What are your options when considering the potential minefield of handicapped vans sale advertisements that litter the Internet and periodical media? Discover some helpful hints and tips to guide you through the multitude of options that may be facing you if this is what you are contemplating right now.

Buying your own wheelchair accessible transportation is a sound financial move when you consider the overall costs involved in block rentals or periodic hire. As well as this, it helps to factor in the simple convenience of having your own vehicle ready and waiting for you whenever you need it.

Buying a Wheelchair Accessible Van

The actual buying process when buying from a verified dealership is relatively straightforward and not really where I want to take this article as it’s pretty much the same as buying any car or van in this way. But there are some things to look out for that are not the same as buying a regular vehicle and these obvious and not so obvious points are really where I want to focus my attention here.

The main thing to be aware of when purchasing an accessible vehicle of any kind and especially a van is the “accessibility” part of it. By that I mean how easy it is to get the wheelchair user and their chair from the ground into the vehicle, securely anchor them once inside and then out again. Here’s what I mean:

Wheelchair Access to a Handicap Van

Let’s walk through this so you can see where I’m going with this. First off, the wheelchair user will be sitting in the chair beside the van they want to get into.

So you want to look at how easy it is for you to open the access door, lower the ramp and move the chair and person onto the ramp. Next, look at how easy is it to raise them into the van then either anchor the chair in position or transfer the person from their chair to a suitable seat in the van and buckle them up safely in their seat belt.

After that, you then want to look at reversing the process by getting the person back onto the ramp inside the vehicle and the safely lowered out of the van onto the ground. The most important thing to be casting a critical eye over is how much space there is available inside the vehicle for all this to happen and if it is easy to move about and do all the things that need doing without feeling cramped or restricted in any way.

Minus Points to Look Out For

A big minus in an accessible van is lack of space inside to move around without feeling restricted. Smaller vans will undoubtedly have this problem, especially headroom limitations so this is something to be aware of. It might seem sensible to opt for a smaller van that is more economical to run with lower fuel costs, but this feature will soon lose its appeal if you’re constantly being frustrated by banging your head, elbows, knees or other parts of you body!

Another minus point is a mechanized ramp that is complicated to operate.
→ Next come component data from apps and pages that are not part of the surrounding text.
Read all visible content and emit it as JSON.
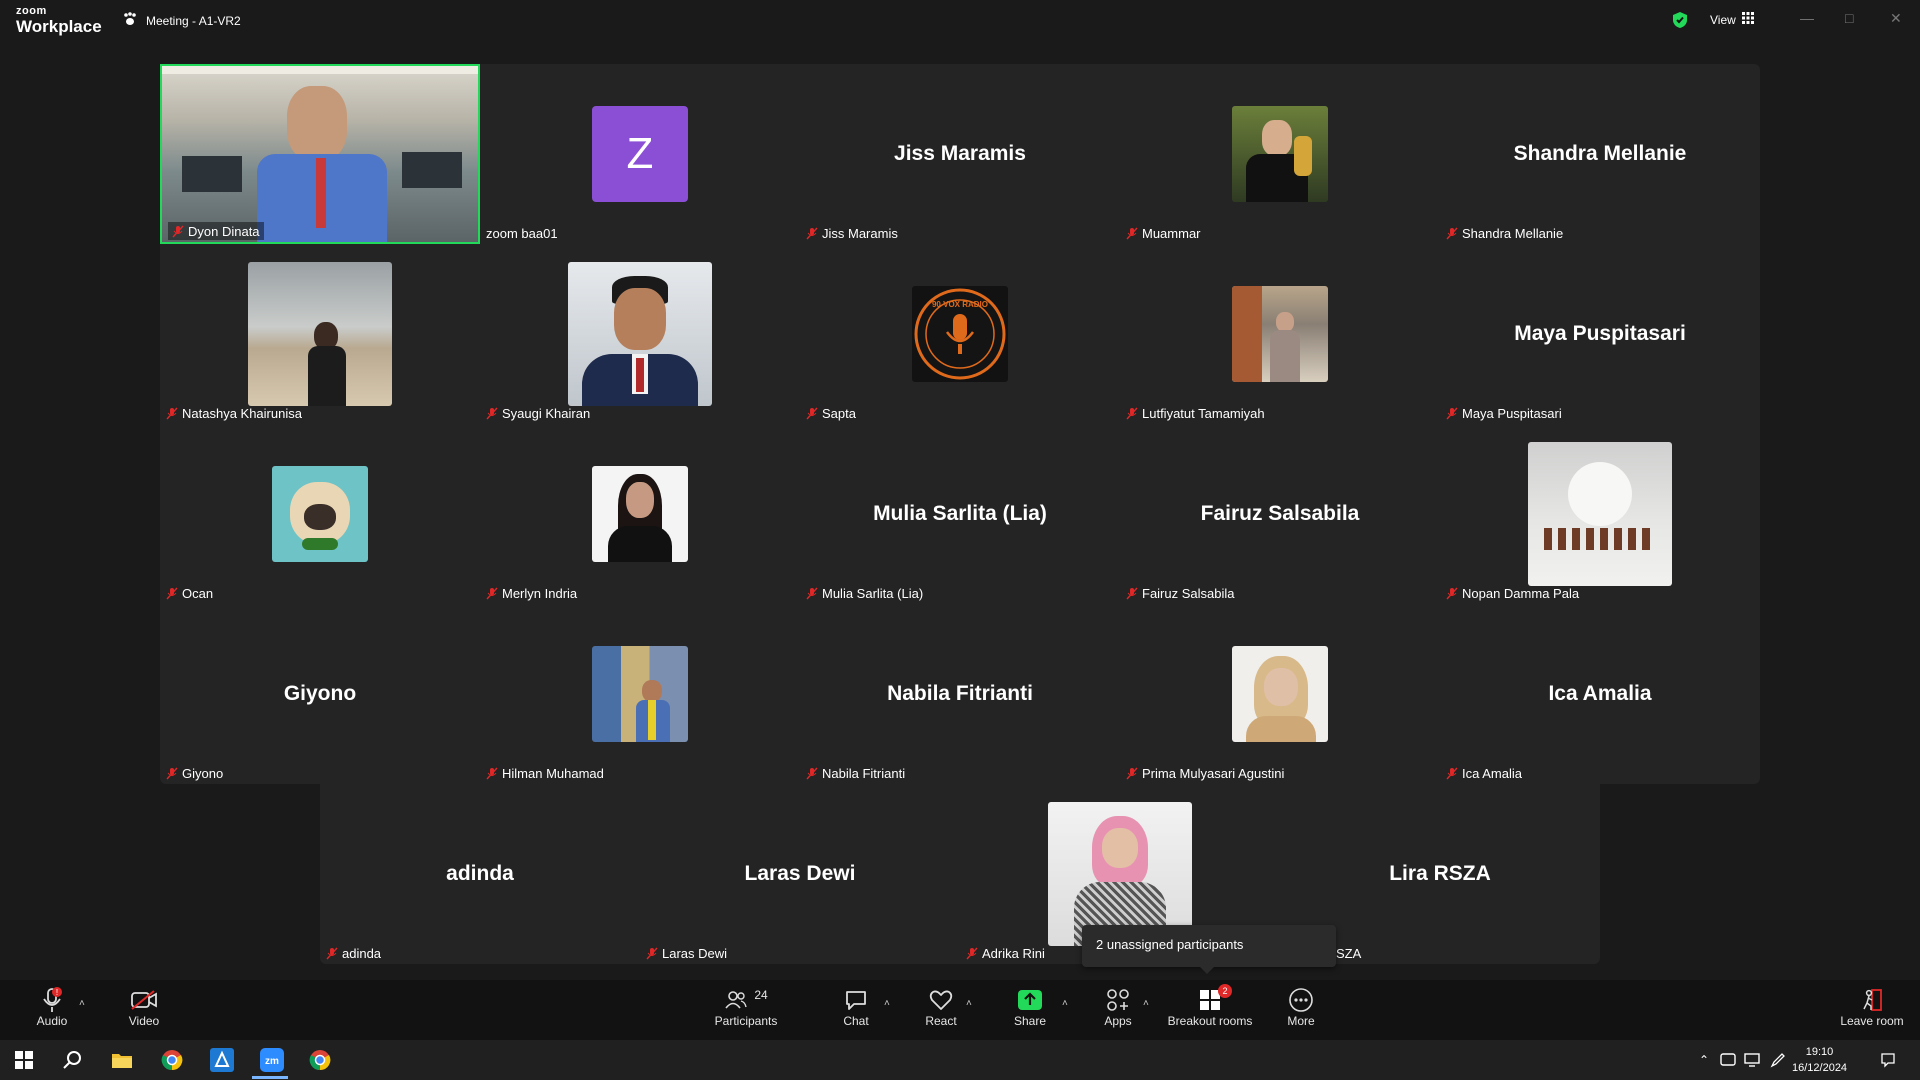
{
  "app": {
    "logo_top": "zoom",
    "logo_bottom": "Workplace",
    "meeting_title": "Meeting - A1-VR2",
    "view_label": "View"
  },
  "participants_tiles": [
    {
      "display": "video",
      "label": "Dyon Dinata",
      "muted": true,
      "active_speaker": true
    },
    {
      "display": "avatar-letter",
      "letter": "Z",
      "label": "zoom baa01",
      "muted": false
    },
    {
      "display": "name",
      "big_name": "Jiss Maramis",
      "label": "Jiss Maramis",
      "muted": true
    },
    {
      "display": "photo",
      "label": "Muammar",
      "muted": true
    },
    {
      "display": "name",
      "big_name": "Shandra Mellanie",
      "label": "Shandra Mellanie",
      "muted": true
    },
    {
      "display": "photo",
      "label": "Natashya Khairunisa",
      "muted": true
    },
    {
      "display": "photo",
      "label": "Syaugi Khairan",
      "muted": true
    },
    {
      "display": "photo",
      "label": "Sapta",
      "muted": true,
      "logo_text": "90 VOX RADIO"
    },
    {
      "display": "photo",
      "label": "Lutfiyatut Tamamiyah",
      "muted": true
    },
    {
      "display": "name",
      "big_name": "Maya Puspitasari",
      "label": "Maya Puspitasari",
      "muted": true
    },
    {
      "display": "photo",
      "label": "Ocan",
      "muted": true
    },
    {
      "display": "photo",
      "label": "Merlyn Indria",
      "muted": true
    },
    {
      "display": "name",
      "big_name": "Mulia Sarlita (Lia)",
      "label": "Mulia Sarlita (Lia)",
      "muted": true
    },
    {
      "display": "name",
      "big_name": "Fairuz Salsabila",
      "label": "Fairuz Salsabila",
      "muted": true
    },
    {
      "display": "photo",
      "label": "Nopan Damma Pala",
      "muted": true
    },
    {
      "display": "name",
      "big_name": "Giyono",
      "label": "Giyono",
      "muted": true
    },
    {
      "display": "photo",
      "label": "Hilman Muhamad",
      "muted": true
    },
    {
      "display": "name",
      "big_name": "Nabila Fitrianti",
      "label": "Nabila Fitrianti",
      "muted": true
    },
    {
      "display": "photo",
      "label": "Prima Mulyasari Agustini",
      "muted": true
    },
    {
      "display": "name",
      "big_name": "Ica Amalia",
      "label": "Ica Amalia",
      "muted": true
    },
    {
      "display": "name",
      "big_name": "adinda",
      "label": "adinda",
      "muted": true
    },
    {
      "display": "name",
      "big_name": "Laras Dewi",
      "label": "Laras Dewi",
      "muted": true
    },
    {
      "display": "photo",
      "label": "Adrika Rini",
      "muted": true
    },
    {
      "display": "name",
      "big_name": "Lira RSZA",
      "label": "SZA",
      "muted": false
    }
  ],
  "tooltip": "2 unassigned participants",
  "toolbar": {
    "audio": "Audio",
    "video": "Video",
    "participants": "Participants",
    "participants_count": "24",
    "chat": "Chat",
    "react": "React",
    "share": "Share",
    "apps": "Apps",
    "breakout_rooms": "Breakout rooms",
    "breakout_badge": "2",
    "more": "More",
    "leave_room": "Leave room"
  },
  "taskbar": {
    "time": "19:10",
    "date": "16/12/2024"
  },
  "colors": {
    "active_speaker": "#23d959",
    "muted_red": "#e02828",
    "share_green": "#23d959"
  }
}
You want to really try this aspect of the vehicle out before you buy it as it can save a lot of frustration later on if the ramp is easy to use.

Buying Your Perfect Wheelchair Accessible Van

While a lot of aspects of any vehicle that would make it perfect for you will come down to personal preferences, in general the perfect van would be one that has easy access and a ramp that is easy to operate, while having plenty of space including headroom inside to make the person who will be using it comfortable and relaxed about traveling in it.

General things like make, model, fuel consumption and performance are important too, but are secondary to the usability and comfort that it offers its most important passenger!